_Task details:_ Restate the records word for word. Include no pictures.

_Information shown:_

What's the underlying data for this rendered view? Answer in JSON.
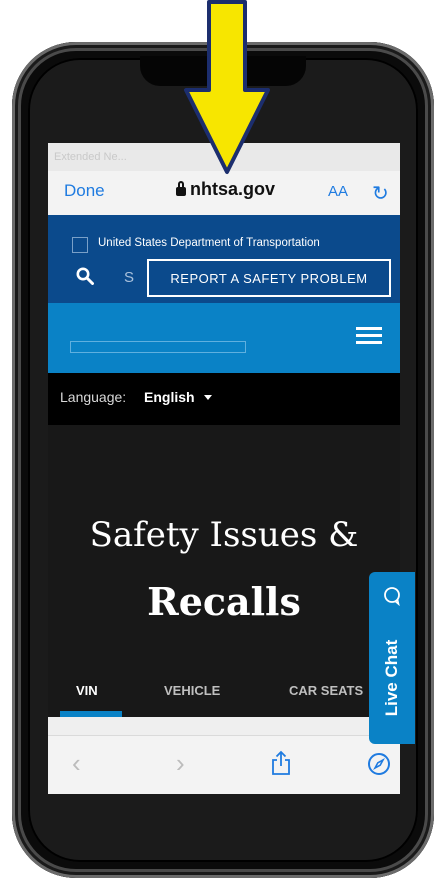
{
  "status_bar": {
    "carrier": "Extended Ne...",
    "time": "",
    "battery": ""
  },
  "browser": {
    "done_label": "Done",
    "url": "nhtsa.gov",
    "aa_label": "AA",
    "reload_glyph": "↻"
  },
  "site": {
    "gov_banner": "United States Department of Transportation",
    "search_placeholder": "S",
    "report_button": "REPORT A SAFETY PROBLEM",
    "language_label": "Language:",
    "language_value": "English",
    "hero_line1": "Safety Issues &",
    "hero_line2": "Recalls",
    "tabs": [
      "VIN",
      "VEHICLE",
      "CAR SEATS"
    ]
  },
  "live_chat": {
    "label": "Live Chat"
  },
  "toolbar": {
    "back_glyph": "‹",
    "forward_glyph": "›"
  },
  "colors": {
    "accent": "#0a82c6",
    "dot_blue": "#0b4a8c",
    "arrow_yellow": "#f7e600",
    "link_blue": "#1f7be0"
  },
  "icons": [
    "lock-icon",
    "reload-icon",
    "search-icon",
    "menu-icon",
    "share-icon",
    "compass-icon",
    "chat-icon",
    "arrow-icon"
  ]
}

_Exercise output:_
What's the underlying data for this rendered view? Answer in JSON.
{
  "status_bar": {
    "carrier": "Extended Ne...",
    "time": "",
    "battery": ""
  },
  "browser": {
    "done_label": "Done",
    "url": "nhtsa.gov",
    "aa_label": "AA",
    "reload_glyph": "↻"
  },
  "site": {
    "gov_banner": "United States Department of Transportation",
    "search_placeholder": "S",
    "report_button": "REPORT A SAFETY PROBLEM",
    "language_label": "Language:",
    "language_value": "English",
    "hero_line1": "Safety Issues &",
    "hero_line2": "Recalls",
    "tabs": [
      "VIN",
      "VEHICLE",
      "CAR SEATS"
    ]
  },
  "live_chat": {
    "label": "Live Chat"
  },
  "toolbar": {
    "back_glyph": "‹",
    "forward_glyph": "›"
  },
  "colors": {
    "accent": "#0a82c6",
    "dot_blue": "#0b4a8c",
    "arrow_yellow": "#f7e600",
    "link_blue": "#1f7be0"
  },
  "icons": [
    "lock-icon",
    "reload-icon",
    "search-icon",
    "menu-icon",
    "share-icon",
    "compass-icon",
    "chat-icon",
    "arrow-icon"
  ]
}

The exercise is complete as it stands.